Clinton’s forceful remarks came even as she is meeting with Chinese leaders in Washington for a two-day “Strategic and Economic Dialogue,” according to Bloomberg.
During the opening session yesterday Clinton said, “Like friends, we discuss those differences honestly and forthrightly,” even as she quoted reports that independent-minded artists, journalists and bloggers in China have either been arrested or “disappeared,” Bloomberg reported.
Clinton said in her opening remarks, “We know over the long arch of history that societies that work toward respecting human rights are going to be more prosperous, stable, and successful.

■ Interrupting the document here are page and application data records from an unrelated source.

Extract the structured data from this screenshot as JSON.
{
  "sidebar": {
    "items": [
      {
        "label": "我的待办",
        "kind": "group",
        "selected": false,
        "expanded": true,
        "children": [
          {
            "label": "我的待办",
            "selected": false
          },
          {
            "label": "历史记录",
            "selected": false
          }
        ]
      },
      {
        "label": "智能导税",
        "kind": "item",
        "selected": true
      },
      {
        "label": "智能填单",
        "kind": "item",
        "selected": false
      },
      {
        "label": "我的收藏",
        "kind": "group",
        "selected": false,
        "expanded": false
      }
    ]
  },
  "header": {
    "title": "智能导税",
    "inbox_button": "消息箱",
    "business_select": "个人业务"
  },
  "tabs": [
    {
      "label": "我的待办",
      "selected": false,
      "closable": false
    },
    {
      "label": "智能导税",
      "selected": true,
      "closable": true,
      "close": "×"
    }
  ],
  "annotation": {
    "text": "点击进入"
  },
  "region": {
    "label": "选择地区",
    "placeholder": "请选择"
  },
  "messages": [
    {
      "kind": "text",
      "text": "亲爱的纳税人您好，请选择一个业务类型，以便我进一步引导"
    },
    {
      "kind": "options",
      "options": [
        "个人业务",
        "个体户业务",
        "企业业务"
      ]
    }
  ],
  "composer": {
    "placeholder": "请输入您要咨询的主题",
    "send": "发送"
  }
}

That has certainly been proven time and time again, but most particularly in the last months,” the International Business Times reported.
Vice president Joe Biden echoed Clinton’s remarks, saying that the U.S. will continue to criticize China’s human rights record, even if Chinese authorities view this as an encroachment into what they consider to be a domestic matter, Bloomberg said.
Biden said in his speech, “I know and I understand that disagreement, when we voice it, is upsetting or rankles.” Still, he said the U.S. takes a strong stand in the protection of human rights “to promote long-term stability and prosperity of any society,” Bloomberg reported.
Executive vice foreign minister Zhang Zhijun told Washington reporters that China made “remarkable progress” since the Communist state’s inception in 1949. “I want to stress that the Chinese government is committed to protecting and upholding human rights and we will ensure and protect people’s freedom of religious faith in accordance with the law,” International Business Times reported.
State councilor Dai Bingguo echoed this, saying the U.S. needs first-hand knowledge to see the “enormous progress” and to “get to know the real China,” Bloomberg reported.
In light of China’s dynamic economy, the U.S. sees the country as an important trading partner and remains committed to preserving strong ties that the two countries share, International Business Times said.
At the same time, an anonymous senior U.S. official told Bloomberg that human rights continues to be a cornerstone of U.S. foreign policy and undisclosed discussions on the subject were forthright and clear.
Yesterday, U.S. President Barack Obama met with China’s vice premier Wang Qishan in the White House. Obama spoke of U.S. support for “universal rights of expression and worship,” and expressed concern about human rights in China, Bloomberg said.
Wang, in a television program said he did not believe China would experience an uprising similar to the kind that is happening in different countries in the Middle East and North Africa, Bloomberg said.
Last February, several rallies were staged in different cities in China that were organized online and inspired by the “Arab Spring,” protesting government abuse of power and corruption by authorities.